▶ _Activity_:
Look through the records and copy every line in which "legend" appears.

::::::

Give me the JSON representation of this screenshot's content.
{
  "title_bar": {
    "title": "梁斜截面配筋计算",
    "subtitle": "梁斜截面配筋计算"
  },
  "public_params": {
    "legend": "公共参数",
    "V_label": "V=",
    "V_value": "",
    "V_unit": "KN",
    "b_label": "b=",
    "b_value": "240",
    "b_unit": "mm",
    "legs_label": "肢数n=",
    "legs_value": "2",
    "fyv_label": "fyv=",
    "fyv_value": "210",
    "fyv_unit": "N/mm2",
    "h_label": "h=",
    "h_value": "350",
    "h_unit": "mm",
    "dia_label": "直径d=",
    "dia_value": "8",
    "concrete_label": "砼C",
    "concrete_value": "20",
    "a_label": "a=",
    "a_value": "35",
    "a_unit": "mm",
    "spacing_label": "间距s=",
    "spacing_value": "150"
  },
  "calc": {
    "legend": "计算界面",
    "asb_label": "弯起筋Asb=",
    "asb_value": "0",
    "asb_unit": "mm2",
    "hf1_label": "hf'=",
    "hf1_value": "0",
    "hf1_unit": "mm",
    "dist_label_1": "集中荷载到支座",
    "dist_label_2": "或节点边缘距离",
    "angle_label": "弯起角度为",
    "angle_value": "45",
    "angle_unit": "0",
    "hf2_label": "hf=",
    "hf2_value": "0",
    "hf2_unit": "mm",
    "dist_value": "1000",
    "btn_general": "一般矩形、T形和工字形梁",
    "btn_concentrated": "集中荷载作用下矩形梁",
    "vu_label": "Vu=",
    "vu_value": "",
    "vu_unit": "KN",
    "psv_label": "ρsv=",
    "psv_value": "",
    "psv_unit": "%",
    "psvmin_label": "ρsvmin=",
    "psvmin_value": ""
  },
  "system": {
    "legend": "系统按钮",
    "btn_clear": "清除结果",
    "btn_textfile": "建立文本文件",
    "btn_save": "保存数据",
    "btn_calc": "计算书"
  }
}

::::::

▶ _Output for this exercise_:
    "legend": "公共参数",
    "legend": "计算界面",
    "legend": "系统按钮",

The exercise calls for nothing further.